hthrsllvn
Apr 26, 2013 9:54 PM CDT
Ok. This story is full of crap. SAPUTO in Canada owns the licenses to Hostess, etc. Not this Metropoulos & Co. They were only looking at purchasing. The products under these bankrupt names will still be produced. I work for Saputo in the US Cheese division. I know that this is a crock. Bakery, fluid, and cheese divisions all have union plants. In fact, the plant I work at is UNION. This article is a waste of journalism. Get your facts before posting such crap. http://www.saputo.com/world/brand.aspx?id=2971&langtype=4105
thundermotor
Apr 26, 2013 9:29 PM CDT
New scab twinkies taste like sweat and poverty. Why do people want Americans to become third world citizens?

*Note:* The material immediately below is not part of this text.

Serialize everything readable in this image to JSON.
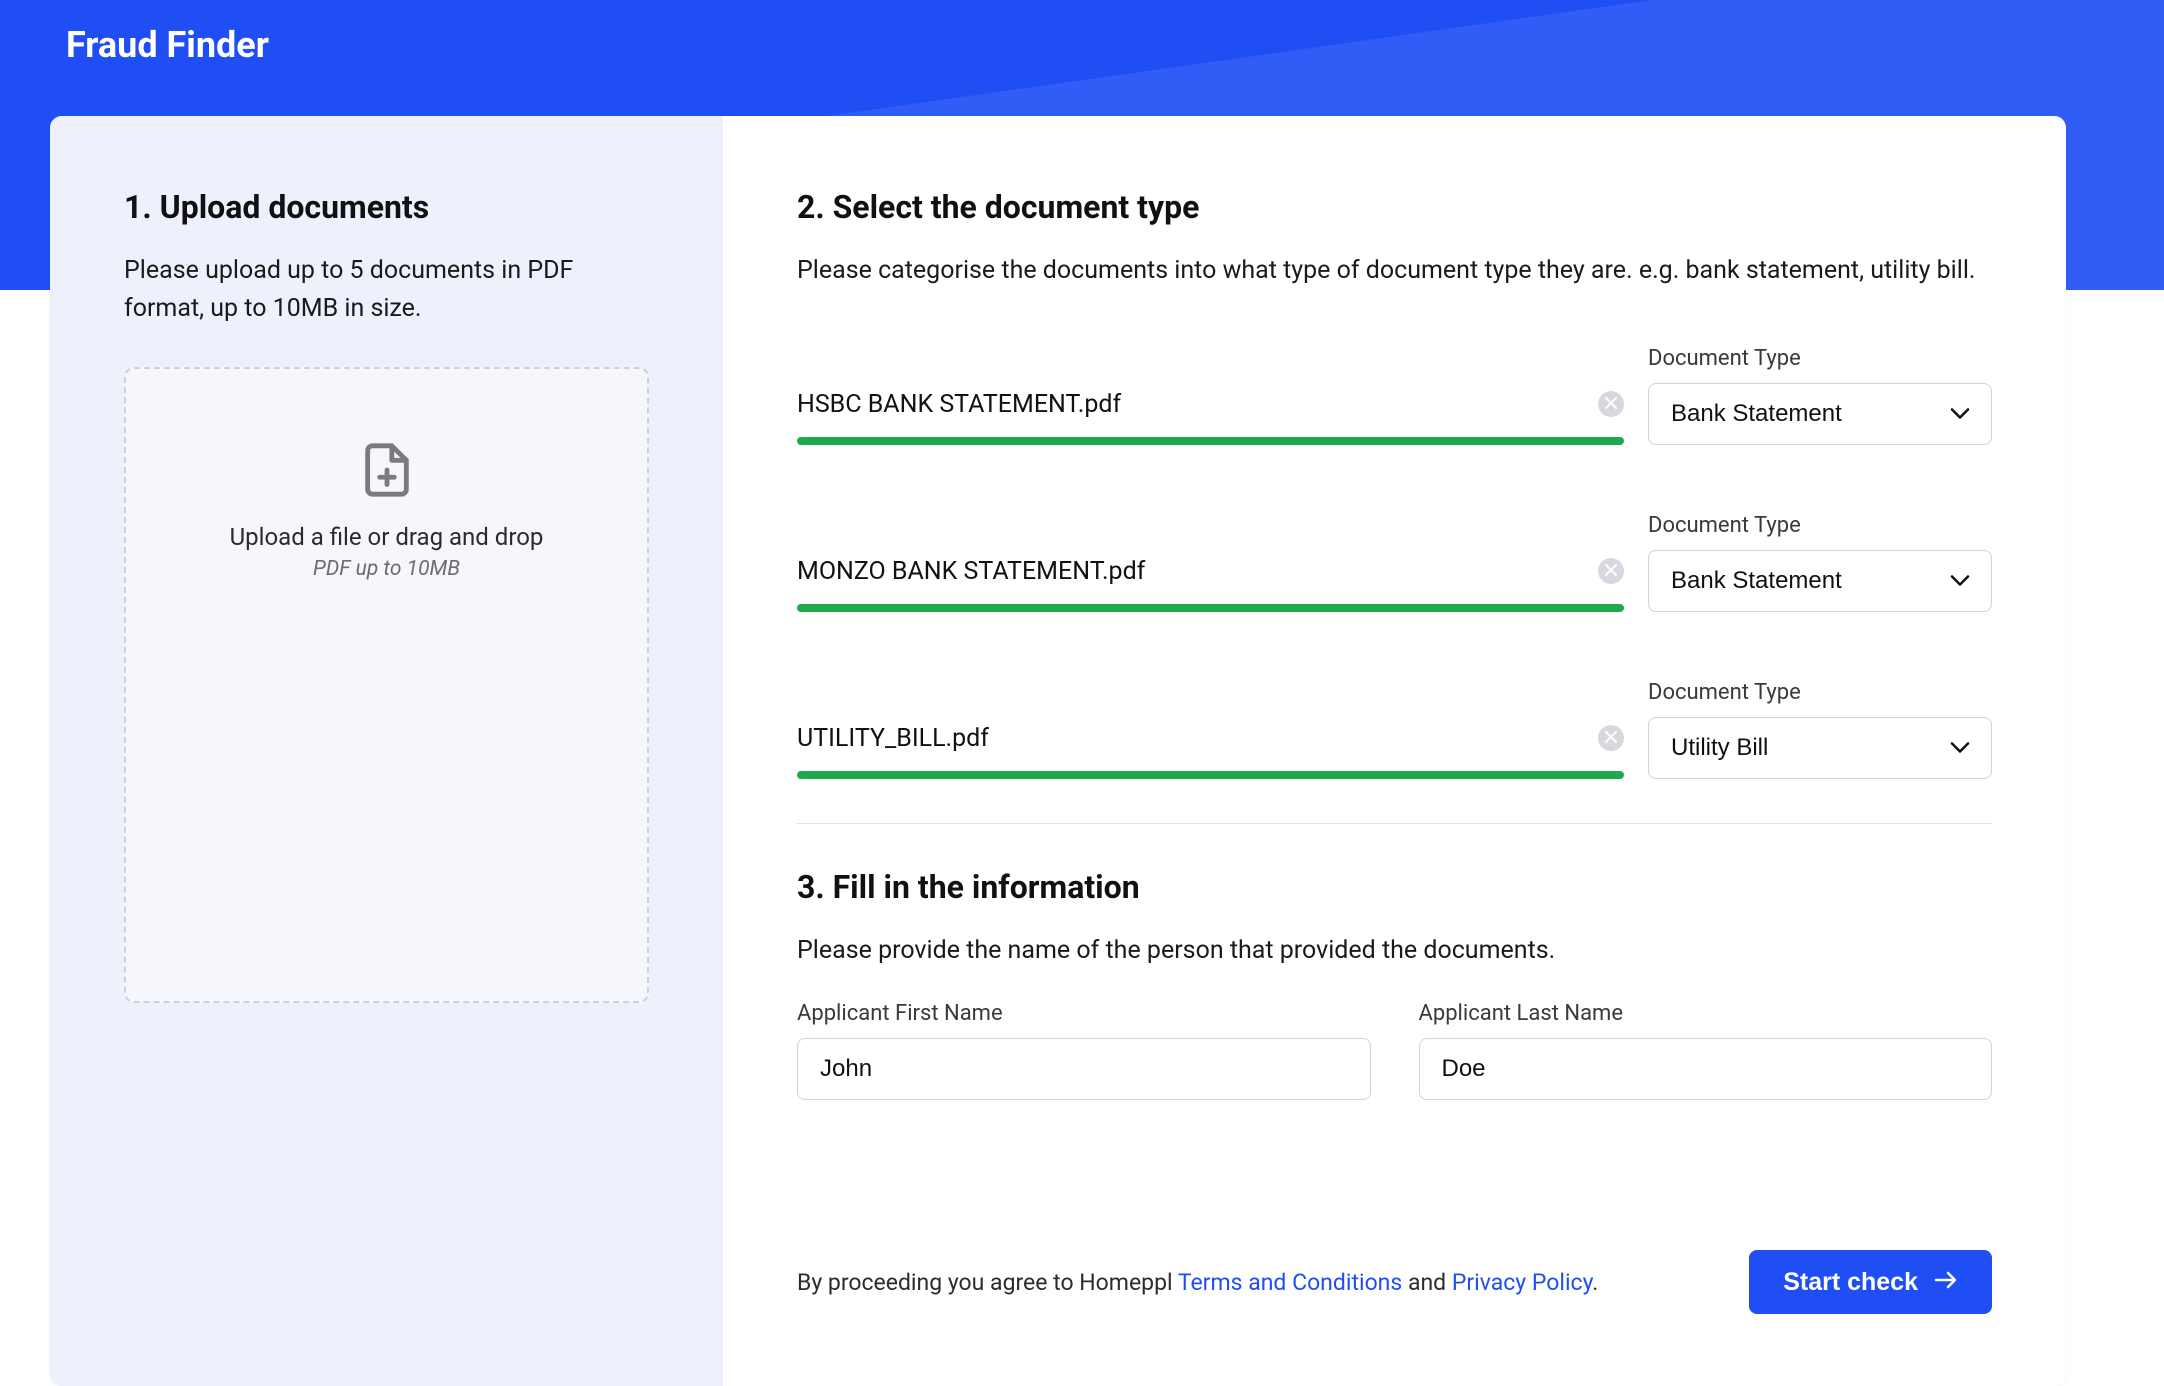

Smitty6398
Apr 26, 2013 1:22 PM CDT
In Feb. 2000, I went to work in a plant working for a Company that designed and built packaging machinery for wrapping bakery products. My very first assignment was working on machines owned by International Baking Co. (IBC) the predecessor of the late-lamented Hostess Brands. We were reworking machinery from the '50s & '60s, mainly to improve operating costs and operator safety, and to make small improvements in machine's production capacity. In the first few years I worked there, IBC was a continuing customer, most of the time we had multiple machines in the plant being reworked; while at the same time producing our NEW machinery for their competitors, such as Flowers, McKee, Cloverhill, and snack producers around the world. Instead of needing 6-8 operators per machine(the old IBC ones) newer designs utilize less than 1 per machine in operating multiple units and can wrap snacks like Hostess produced at up to 100/minute/per machine. The old Hostess wrappers did well to make 60/min. ( In one of our in-house tests, one of our wrappers produced single-serving granola bars wrapped in pressure-sealing film at the rate of 1200/minute; that's 20 per second, for a 2 minute period). Most of the Hostess Bakery products could well be wrapped at over 100/minute. This increased production rate, coupled with lower labor costs, should make the NEW Hostess a profitable and successful Company. Our little Company has had it's up's&down's over the years with bankruptcies, being sold, layoffs, etc. But our products are sold worldwide, including Europe and Africa. We have numerous customers in the Americas. We can produce OUR product to meet a wide range of specs, and do it in a short span of time. Believe me, we would be happy to have Hostess as a customer, again.